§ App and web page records
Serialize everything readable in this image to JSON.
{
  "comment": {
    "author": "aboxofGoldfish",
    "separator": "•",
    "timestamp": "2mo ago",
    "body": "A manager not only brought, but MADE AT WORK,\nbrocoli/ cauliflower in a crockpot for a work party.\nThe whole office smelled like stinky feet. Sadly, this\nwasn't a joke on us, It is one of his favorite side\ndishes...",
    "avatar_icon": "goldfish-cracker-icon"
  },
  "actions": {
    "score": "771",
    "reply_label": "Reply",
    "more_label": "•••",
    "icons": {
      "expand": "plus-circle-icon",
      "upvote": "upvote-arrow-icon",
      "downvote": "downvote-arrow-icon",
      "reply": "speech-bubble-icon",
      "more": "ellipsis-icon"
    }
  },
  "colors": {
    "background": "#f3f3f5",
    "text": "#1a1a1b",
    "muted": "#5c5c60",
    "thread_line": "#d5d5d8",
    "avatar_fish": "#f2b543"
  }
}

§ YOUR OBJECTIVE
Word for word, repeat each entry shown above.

§ ANSWER TO THIS TASK
Serialize everything readable in this image to JSON.
{
  "comment": {
    "author": "aboxofGoldfish",
    "separator": "•",
    "timestamp": "2mo ago",
    "body": "A manager not only brought, but MADE AT WORK,\nbrocoli/ cauliflower in a crockpot for a work party.\nThe whole office smelled like stinky feet. Sadly, this\nwasn't a joke on us, It is one of his favorite side\ndishes...",
    "avatar_icon": "goldfish-cracker-icon"
  },
  "actions": {
    "score": "771",
    "reply_label": "Reply",
    "more_label": "•••",
    "icons": {
      "expand": "plus-circle-icon",
      "upvote": "upvote-arrow-icon",
      "downvote": "downvote-arrow-icon",
      "reply": "speech-bubble-icon",
      "more": "ellipsis-icon"
    }
  },
  "colors": {
    "background": "#f3f3f5",
    "text": "#1a1a1b",
    "muted": "#5c5c60",
    "thread_line": "#d5d5d8",
    "avatar_fish": "#f2b543"
  }
}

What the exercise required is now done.